YOUR ASSIGNMENT. Every entry below is to be copied word for word, with its pictures removed.

MATERIALS PROVIDED.
_ _ _ _ _
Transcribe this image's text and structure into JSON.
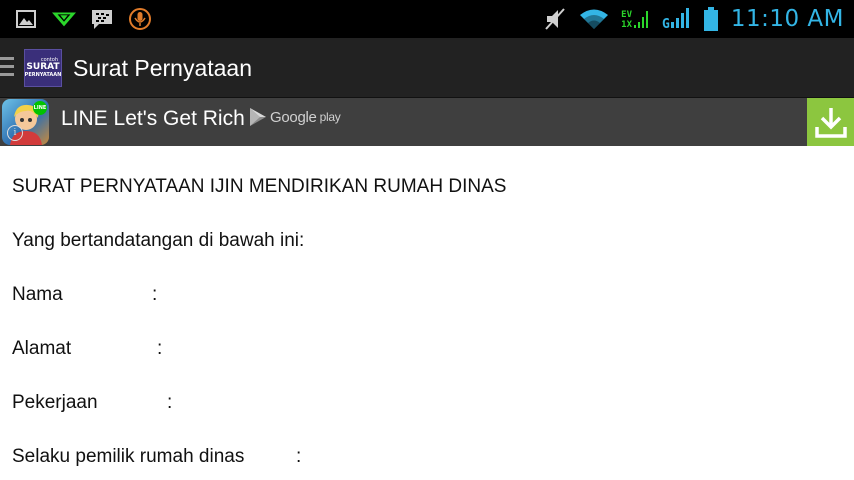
{
  "status_bar": {
    "time": "11:10 AM",
    "network_label_top": "EV",
    "network_label_bottom": "1X",
    "signal_label": "G",
    "icons": [
      "image-icon",
      "message-arrow-icon",
      "bbm-icon",
      "mic-circle-icon",
      "mute-icon",
      "wifi-icon",
      "signal-icon",
      "battery-icon"
    ]
  },
  "action_bar": {
    "title": "Surat Pernyataan",
    "app_icon_lines": [
      "contoh",
      "SURAT",
      "PERNYATAAN"
    ]
  },
  "ad_banner": {
    "title": "LINE Let's Get Rich",
    "store_label": "Google",
    "store_suffix": "play",
    "badge_text": "LINE",
    "accent_color": "#8cc63f"
  },
  "document": {
    "heading": "SURAT PERNYATAAN IJIN MENDIRIKAN RUMAH DINAS",
    "intro": "Yang bertandatangan di bawah ini:",
    "fields": [
      {
        "label": "Nama",
        "colon": ":"
      },
      {
        "label": "Alamat",
        "colon": ":"
      },
      {
        "label": "Pekerjaan",
        "colon": ":"
      },
      {
        "label": "Selaku pemilik rumah dinas",
        "colon": ":"
      }
    ]
  }
}
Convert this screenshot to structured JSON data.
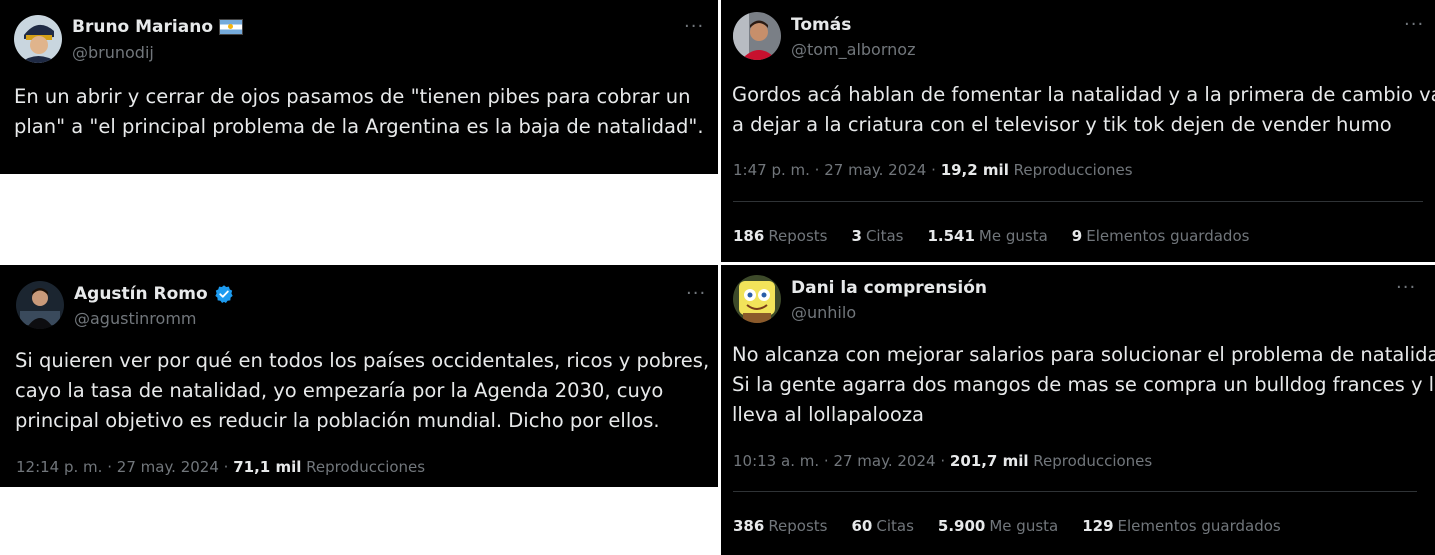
{
  "tweets": [
    {
      "name": "Bruno Mariano",
      "handle": "@brunodij",
      "flag_icon": "argentina-flag-icon",
      "text_lines": [
        "En un abrir y cerrar de ojos pasamos de \"tienen pibes para cobrar un",
        "plan\" a \"el principal problema de la Argentina es la baja de natalidad\"."
      ]
    },
    {
      "name": "Tomás",
      "handle": "@tom_albornoz",
      "text_lines": [
        "Gordos acá hablan de fomentar la natalidad y a la primera de cambio van",
        "a dejar a la criatura con el televisor y tik tok dejen de vender humo"
      ],
      "time": "1:47 p. m.",
      "date": "27 may. 2024",
      "views": "19,2 mil",
      "views_label": "Reproducciones",
      "stats": [
        {
          "value": "186",
          "label": "Reposts"
        },
        {
          "value": "3",
          "label": "Citas"
        },
        {
          "value": "1.541",
          "label": "Me gusta"
        },
        {
          "value": "9",
          "label": "Elementos guardados"
        }
      ]
    },
    {
      "name": "Agustín Romo",
      "handle": "@agustinromm",
      "verified_icon": "verified-badge-icon",
      "text_lines": [
        "Si quieren ver por qué en todos los países occidentales, ricos y pobres,",
        "cayo la tasa de natalidad, yo empezaría por la Agenda 2030, cuyo",
        "principal objetivo es reducir la población mundial. Dicho por ellos."
      ],
      "time": "12:14 p. m.",
      "date": "27 may. 2024",
      "views": "71,1 mil",
      "views_label": "Reproducciones"
    },
    {
      "name": "Dani la comprensión",
      "handle": "@unhilo",
      "text_lines": [
        "No alcanza con mejorar salarios para solucionar el problema de natalidad.",
        "Si la gente agarra dos mangos de mas se compra un bulldog frances y lo",
        "lleva al lollapalooza"
      ],
      "time": "10:13 a. m.",
      "date": "27 may. 2024",
      "views": "201,7 mil",
      "views_label": "Reproducciones",
      "stats": [
        {
          "value": "386",
          "label": "Reposts"
        },
        {
          "value": "60",
          "label": "Citas"
        },
        {
          "value": "5.900",
          "label": "Me gusta"
        },
        {
          "value": "129",
          "label": "Elementos guardados"
        }
      ]
    }
  ],
  "more_label": "···",
  "meta_sep": "·"
}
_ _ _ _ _
ANSWER SECTION.
Transcribe this image's text and structure into JSON.
{
  "status_bar": {
    "time": "11:10 AM",
    "network_label_top": "EV",
    "network_label_bottom": "1X",
    "signal_label": "G",
    "icons": [
      "image-icon",
      "message-arrow-icon",
      "bbm-icon",
      "mic-circle-icon",
      "mute-icon",
      "wifi-icon",
      "signal-icon",
      "battery-icon"
    ]
  },
  "action_bar": {
    "title": "Surat Pernyataan",
    "app_icon_lines": [
      "contoh",
      "SURAT",
      "PERNYATAAN"
    ]
  },
  "ad_banner": {
    "title": "LINE Let's Get Rich",
    "store_label": "Google",
    "store_suffix": "play",
    "badge_text": "LINE",
    "accent_color": "#8cc63f"
  },
  "document": {
    "heading": "SURAT PERNYATAAN IJIN MENDIRIKAN RUMAH DINAS",
    "intro": "Yang bertandatangan di bawah ini:",
    "fields": [
      {
        "label": "Nama",
        "colon": ":"
      },
      {
        "label": "Alamat",
        "colon": ":"
      },
      {
        "label": "Pekerjaan",
        "colon": ":"
      },
      {
        "label": "Selaku pemilik rumah dinas",
        "colon": ":"
      }
    ]
  }
}
Convert this screenshot to structured JSON data.
{
  "tweets": [
    {
      "name": "Bruno Mariano",
      "handle": "@brunodij",
      "flag_icon": "argentina-flag-icon",
      "text_lines": [
        "En un abrir y cerrar de ojos pasamos de \"tienen pibes para cobrar un",
        "plan\" a \"el principal problema de la Argentina es la baja de natalidad\"."
      ]
    },
    {
      "name": "Tomás",
      "handle": "@tom_albornoz",
      "text_lines": [
        "Gordos acá hablan de fomentar la natalidad y a la primera de cambio van",
        "a dejar a la criatura con el televisor y tik tok dejen de vender humo"
      ],
      "time": "1:47 p. m.",
      "date": "27 may. 2024",
      "views": "19,2 mil",
      "views_label": "Reproducciones",
      "stats": [
        {
          "value": "186",
          "label": "Reposts"
        },
        {
          "value": "3",
          "label": "Citas"
        },
        {
          "value": "1.541",
          "label": "Me gusta"
        },
        {
          "value": "9",
          "label": "Elementos guardados"
        }
      ]
    },
    {
      "name": "Agustín Romo",
      "handle": "@agustinromm",
      "verified_icon": "verified-badge-icon",
      "text_lines": [
        "Si quieren ver por qué en todos los países occidentales, ricos y pobres,",
        "cayo la tasa de natalidad, yo empezaría por la Agenda 2030, cuyo",
        "principal objetivo es reducir la población mundial. Dicho por ellos."
      ],
      "time": "12:14 p. m.",
      "date": "27 may. 2024",
      "views": "71,1 mil",
      "views_label": "Reproducciones"
    },
    {
      "name": "Dani la comprensión",
      "handle": "@unhilo",
      "text_lines": [
        "No alcanza con mejorar salarios para solucionar el problema de natalidad.",
        "Si la gente agarra dos mangos de mas se compra un bulldog frances y lo",
        "lleva al lollapalooza"
      ],
      "time": "10:13 a. m.",
      "date": "27 may. 2024",
      "views": "201,7 mil",
      "views_label": "Reproducciones",
      "stats": [
        {
          "value": "386",
          "label": "Reposts"
        },
        {
          "value": "60",
          "label": "Citas"
        },
        {
          "value": "5.900",
          "label": "Me gusta"
        },
        {
          "value": "129",
          "label": "Elementos guardados"
        }
      ]
    }
  ],
  "more_label": "···",
  "meta_sep": "·"
}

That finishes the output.